--- THE DATA ---
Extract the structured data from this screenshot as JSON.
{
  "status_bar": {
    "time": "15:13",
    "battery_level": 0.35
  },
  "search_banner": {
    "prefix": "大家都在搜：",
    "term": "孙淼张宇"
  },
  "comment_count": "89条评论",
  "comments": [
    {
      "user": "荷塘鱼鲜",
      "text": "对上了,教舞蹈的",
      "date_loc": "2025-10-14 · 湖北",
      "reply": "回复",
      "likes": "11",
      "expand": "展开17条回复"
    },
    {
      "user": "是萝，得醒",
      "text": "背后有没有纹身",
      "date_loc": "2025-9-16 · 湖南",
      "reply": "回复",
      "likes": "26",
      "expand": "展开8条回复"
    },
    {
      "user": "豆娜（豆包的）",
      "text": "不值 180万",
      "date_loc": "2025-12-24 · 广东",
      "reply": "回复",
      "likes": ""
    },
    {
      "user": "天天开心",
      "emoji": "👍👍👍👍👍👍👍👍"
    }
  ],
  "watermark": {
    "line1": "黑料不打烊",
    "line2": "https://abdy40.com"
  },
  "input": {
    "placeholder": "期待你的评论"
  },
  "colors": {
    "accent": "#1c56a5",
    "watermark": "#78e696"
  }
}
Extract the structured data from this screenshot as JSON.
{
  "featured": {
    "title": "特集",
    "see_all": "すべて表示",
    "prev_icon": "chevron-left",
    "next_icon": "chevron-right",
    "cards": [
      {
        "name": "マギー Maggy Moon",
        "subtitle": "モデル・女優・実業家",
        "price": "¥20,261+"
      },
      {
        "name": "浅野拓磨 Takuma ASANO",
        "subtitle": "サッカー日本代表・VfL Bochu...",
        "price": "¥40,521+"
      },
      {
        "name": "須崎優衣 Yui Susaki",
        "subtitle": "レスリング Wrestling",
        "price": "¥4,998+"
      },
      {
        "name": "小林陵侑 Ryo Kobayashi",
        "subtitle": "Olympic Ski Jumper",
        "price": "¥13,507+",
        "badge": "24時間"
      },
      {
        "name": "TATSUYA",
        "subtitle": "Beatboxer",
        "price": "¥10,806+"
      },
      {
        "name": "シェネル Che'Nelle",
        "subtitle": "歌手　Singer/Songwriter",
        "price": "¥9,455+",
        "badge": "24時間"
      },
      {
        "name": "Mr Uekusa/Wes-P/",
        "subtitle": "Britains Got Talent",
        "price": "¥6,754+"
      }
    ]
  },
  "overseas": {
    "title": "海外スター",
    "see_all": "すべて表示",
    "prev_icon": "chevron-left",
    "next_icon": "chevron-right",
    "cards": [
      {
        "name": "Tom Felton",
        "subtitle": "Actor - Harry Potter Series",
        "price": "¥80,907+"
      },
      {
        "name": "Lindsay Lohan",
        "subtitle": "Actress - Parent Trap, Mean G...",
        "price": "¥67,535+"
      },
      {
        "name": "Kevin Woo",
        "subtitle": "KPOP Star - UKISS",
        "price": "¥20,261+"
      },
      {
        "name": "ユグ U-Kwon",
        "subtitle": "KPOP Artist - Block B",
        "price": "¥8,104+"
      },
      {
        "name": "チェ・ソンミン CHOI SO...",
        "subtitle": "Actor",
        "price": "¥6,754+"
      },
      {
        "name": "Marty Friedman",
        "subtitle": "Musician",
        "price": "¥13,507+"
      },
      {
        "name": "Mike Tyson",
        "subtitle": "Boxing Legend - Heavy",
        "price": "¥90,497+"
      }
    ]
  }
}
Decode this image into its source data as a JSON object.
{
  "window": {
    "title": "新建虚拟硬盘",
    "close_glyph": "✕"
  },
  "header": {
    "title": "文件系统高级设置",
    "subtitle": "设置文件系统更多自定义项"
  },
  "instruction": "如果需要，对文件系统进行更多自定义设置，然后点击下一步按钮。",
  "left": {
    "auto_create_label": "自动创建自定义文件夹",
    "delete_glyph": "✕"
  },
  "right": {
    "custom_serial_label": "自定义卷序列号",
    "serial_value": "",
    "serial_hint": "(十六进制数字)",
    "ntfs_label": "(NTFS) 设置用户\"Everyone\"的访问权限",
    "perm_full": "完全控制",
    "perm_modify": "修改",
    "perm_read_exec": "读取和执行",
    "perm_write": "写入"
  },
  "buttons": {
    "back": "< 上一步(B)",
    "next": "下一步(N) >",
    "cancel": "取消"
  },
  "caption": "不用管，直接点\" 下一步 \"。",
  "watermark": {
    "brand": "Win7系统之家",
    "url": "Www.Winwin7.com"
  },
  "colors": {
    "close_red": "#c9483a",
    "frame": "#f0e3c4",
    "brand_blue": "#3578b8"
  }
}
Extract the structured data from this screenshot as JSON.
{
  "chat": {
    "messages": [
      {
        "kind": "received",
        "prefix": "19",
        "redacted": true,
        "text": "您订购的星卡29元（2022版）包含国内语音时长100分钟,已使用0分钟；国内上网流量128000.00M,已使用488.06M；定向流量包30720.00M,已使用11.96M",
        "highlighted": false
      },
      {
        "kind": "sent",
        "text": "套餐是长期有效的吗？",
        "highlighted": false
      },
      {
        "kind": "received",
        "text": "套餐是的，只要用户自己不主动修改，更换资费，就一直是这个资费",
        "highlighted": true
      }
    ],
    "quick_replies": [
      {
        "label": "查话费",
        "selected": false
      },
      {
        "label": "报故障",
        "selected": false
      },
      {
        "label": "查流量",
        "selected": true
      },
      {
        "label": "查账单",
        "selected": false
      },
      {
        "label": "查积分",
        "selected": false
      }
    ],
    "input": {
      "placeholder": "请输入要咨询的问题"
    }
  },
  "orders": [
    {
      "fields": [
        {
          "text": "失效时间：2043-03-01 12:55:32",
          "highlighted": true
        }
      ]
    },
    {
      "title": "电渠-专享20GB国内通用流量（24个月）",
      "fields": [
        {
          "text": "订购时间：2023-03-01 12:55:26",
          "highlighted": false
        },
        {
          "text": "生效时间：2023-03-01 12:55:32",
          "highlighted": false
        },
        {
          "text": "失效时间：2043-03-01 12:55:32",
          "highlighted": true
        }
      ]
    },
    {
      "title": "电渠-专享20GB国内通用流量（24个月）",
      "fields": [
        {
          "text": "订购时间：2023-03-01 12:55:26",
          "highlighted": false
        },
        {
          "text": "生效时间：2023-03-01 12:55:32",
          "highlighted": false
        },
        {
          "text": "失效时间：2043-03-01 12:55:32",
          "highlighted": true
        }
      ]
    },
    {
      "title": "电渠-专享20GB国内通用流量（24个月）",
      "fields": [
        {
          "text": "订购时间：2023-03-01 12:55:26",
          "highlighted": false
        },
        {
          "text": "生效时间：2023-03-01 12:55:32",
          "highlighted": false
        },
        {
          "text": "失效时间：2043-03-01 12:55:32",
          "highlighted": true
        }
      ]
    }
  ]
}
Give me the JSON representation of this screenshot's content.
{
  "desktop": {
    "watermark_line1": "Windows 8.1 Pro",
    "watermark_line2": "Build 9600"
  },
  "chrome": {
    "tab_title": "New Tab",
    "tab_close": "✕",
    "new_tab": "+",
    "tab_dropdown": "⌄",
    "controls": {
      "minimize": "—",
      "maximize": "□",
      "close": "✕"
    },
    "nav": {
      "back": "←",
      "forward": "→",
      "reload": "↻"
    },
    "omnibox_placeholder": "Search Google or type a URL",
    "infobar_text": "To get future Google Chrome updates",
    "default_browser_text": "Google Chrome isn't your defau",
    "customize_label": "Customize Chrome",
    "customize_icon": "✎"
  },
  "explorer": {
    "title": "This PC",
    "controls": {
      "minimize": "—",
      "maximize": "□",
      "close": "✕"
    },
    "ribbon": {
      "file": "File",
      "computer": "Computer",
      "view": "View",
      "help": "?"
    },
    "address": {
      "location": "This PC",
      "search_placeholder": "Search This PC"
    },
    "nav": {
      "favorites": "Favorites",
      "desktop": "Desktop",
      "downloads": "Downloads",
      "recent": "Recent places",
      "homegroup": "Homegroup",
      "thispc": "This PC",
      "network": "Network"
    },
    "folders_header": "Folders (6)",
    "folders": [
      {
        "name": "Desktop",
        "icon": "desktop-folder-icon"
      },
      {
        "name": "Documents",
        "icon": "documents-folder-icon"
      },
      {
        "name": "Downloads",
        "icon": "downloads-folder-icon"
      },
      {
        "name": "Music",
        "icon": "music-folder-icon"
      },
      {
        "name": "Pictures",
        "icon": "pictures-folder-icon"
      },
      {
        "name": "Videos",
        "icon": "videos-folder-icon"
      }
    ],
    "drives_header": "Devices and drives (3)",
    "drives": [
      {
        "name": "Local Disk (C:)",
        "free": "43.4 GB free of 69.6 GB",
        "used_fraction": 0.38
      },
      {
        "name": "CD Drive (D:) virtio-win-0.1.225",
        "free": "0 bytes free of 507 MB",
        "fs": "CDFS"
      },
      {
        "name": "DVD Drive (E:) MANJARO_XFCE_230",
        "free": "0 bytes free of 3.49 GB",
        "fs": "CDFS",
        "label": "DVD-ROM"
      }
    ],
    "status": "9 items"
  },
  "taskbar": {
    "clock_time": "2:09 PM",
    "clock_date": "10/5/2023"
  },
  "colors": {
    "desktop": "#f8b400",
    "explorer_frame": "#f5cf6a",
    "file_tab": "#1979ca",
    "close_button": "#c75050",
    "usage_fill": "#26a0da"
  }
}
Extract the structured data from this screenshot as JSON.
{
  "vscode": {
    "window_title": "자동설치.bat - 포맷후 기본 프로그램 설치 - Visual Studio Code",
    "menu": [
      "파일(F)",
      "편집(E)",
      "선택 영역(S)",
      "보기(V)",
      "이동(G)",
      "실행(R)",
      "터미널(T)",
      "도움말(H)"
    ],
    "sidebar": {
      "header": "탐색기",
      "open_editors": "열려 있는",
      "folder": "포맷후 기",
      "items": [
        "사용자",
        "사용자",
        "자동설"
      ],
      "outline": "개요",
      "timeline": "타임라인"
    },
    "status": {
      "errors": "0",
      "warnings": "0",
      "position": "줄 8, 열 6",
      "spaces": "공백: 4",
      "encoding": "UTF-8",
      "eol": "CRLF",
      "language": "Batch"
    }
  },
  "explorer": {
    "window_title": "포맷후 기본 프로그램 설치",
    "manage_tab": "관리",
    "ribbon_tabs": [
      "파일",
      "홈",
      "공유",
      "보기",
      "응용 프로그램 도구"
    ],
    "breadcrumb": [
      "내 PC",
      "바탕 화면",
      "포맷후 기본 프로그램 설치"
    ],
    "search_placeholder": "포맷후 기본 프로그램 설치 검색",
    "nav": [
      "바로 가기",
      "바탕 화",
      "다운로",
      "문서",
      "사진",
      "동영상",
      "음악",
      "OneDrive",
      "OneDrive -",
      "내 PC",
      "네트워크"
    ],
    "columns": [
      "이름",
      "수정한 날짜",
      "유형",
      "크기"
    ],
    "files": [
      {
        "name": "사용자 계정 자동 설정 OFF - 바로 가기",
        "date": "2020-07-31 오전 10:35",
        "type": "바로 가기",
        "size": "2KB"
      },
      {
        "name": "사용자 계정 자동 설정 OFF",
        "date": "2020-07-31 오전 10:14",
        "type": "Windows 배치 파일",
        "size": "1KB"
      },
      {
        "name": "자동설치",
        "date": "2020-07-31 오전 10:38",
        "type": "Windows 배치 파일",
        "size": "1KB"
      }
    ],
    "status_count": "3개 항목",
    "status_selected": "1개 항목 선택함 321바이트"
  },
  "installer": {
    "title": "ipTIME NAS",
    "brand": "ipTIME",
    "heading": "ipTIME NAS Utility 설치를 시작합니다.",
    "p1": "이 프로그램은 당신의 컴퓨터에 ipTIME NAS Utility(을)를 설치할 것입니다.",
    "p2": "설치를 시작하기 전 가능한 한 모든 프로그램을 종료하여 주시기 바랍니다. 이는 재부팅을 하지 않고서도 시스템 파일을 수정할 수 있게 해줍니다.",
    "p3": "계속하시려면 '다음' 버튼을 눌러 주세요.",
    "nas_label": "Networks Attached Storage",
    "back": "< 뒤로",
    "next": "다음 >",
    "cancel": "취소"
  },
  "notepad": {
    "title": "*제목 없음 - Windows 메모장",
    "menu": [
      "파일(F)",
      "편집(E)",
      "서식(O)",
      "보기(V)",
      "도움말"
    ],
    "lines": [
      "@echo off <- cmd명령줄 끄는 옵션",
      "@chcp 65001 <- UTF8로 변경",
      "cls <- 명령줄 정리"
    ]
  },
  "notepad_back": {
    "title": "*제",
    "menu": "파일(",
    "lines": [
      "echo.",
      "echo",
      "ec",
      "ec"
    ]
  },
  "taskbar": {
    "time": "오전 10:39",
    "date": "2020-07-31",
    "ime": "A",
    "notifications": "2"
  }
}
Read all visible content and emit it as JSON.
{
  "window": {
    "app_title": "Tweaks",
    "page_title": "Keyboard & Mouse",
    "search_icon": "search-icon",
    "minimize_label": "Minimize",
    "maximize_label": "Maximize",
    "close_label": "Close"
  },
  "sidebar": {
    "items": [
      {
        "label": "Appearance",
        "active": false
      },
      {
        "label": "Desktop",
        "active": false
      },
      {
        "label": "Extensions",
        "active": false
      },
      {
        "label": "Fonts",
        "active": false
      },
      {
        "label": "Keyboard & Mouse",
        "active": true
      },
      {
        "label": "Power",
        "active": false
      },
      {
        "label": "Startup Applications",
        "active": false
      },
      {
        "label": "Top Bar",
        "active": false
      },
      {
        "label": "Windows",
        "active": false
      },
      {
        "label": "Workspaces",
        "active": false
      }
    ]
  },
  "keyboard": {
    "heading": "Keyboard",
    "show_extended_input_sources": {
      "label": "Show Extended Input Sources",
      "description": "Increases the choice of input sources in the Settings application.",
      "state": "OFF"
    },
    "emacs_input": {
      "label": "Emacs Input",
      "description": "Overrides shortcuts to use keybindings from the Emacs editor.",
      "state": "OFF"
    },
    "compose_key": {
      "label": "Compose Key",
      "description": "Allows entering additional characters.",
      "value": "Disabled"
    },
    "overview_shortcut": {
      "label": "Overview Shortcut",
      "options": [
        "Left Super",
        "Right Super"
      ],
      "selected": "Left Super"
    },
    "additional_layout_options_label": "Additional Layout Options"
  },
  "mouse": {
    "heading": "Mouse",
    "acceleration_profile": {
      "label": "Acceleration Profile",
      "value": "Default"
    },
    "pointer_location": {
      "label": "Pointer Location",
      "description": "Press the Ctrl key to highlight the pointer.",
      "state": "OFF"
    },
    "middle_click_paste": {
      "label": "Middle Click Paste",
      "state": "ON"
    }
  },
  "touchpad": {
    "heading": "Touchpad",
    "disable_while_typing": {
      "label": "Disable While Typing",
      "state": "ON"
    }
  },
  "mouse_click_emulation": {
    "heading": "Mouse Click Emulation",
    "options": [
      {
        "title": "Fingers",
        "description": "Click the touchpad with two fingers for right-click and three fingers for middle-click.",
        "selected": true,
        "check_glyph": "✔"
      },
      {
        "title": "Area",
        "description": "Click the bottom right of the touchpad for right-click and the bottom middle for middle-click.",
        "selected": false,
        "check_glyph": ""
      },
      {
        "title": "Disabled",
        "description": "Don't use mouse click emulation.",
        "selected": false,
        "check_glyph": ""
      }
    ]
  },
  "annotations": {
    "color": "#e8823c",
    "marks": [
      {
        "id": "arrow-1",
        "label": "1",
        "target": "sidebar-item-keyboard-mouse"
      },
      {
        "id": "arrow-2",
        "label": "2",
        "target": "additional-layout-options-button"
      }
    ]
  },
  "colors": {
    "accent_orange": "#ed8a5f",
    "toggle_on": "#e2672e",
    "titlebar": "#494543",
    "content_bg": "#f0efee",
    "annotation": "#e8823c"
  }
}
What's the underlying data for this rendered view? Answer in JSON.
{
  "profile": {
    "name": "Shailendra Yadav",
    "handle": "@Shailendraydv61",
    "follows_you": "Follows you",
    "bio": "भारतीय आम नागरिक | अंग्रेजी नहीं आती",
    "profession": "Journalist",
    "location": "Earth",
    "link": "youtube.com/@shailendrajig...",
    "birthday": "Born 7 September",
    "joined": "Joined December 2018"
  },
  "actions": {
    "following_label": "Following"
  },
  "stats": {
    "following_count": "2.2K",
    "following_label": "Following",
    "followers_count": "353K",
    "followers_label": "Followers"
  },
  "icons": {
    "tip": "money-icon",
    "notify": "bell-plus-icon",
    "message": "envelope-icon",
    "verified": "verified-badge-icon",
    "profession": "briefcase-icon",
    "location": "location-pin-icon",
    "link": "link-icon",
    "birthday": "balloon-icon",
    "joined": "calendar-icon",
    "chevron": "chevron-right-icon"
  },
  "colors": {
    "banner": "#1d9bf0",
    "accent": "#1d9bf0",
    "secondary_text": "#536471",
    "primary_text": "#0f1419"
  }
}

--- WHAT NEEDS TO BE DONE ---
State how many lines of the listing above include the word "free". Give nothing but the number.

--- EXPECTED OUTPUT ---
3